A stuntman who calls himself "Spiderman" has climbed one of the French capital's tallest buildings in an unusual protest against the conflict in Iraq.
Robert said he wanted to protest against the "illegal" Iraqi conflict
Wearing a "No War" sign on his tee-shirt, Frenchman Alain Robert made his way up the 180m (590 ft) TotalFinaElf skyscraper in the La Defense business centre watched by a nervous crowd of bystanders and police.
He was cheered when he got to the top 45 minutes later, but police later escorted him from

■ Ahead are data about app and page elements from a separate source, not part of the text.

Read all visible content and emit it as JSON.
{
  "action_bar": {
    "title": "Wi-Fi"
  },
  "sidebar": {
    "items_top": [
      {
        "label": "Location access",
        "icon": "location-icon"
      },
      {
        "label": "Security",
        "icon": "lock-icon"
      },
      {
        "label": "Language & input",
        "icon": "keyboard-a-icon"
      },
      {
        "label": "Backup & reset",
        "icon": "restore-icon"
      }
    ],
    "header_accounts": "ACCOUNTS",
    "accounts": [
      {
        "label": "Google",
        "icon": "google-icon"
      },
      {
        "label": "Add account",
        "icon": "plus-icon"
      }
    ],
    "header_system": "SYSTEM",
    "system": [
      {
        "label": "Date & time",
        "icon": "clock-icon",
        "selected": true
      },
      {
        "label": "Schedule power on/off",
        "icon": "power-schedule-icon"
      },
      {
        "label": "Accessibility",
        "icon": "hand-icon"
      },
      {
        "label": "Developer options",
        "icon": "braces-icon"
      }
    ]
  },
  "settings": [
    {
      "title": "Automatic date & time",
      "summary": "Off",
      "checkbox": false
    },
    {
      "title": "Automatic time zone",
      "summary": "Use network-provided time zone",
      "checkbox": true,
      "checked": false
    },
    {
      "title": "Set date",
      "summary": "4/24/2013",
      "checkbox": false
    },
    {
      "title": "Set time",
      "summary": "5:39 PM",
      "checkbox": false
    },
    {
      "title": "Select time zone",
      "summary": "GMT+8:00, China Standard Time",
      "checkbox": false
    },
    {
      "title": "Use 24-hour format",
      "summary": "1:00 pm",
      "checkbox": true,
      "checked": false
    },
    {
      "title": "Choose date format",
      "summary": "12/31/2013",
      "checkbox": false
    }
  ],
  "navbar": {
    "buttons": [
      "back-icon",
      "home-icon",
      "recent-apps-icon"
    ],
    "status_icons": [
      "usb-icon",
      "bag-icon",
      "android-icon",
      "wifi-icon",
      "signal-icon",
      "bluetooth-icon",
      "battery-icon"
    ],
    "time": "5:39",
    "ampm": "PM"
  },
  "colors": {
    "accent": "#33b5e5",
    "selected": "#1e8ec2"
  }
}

Mr Robert - who has climbed some of the world's tallest structures, always with bare hands - said the stunt was a demonstration of his anger at what he called an "illegal" war being waged in Iraq by British and US forces.
"I have no time for Saddam Hussein who has killed many
civilians, but when it comes to Iraq I can see right from
wrong," he told the French news agency AFP beforehand, and also dismissed US President George W Bush as "an outlaw".
Onlookers were more circumspect, but said they admired his nerve.
"It's as mad as the war itself," one woman told Reuters news agency.
"I think it'll take more than this to make an impression on Bush
and Blair, but it's good all the same. It makes you think."
Mr Robert is well known for his death-defying exploits.
He has scaled some of the tallest buildings in the world, including the Sears Tower in the US city of Chicago, the Empire State Building in New York and the Eiffel Tower in Paris.
He has been arrested and charged for his exploits on numerous occasions.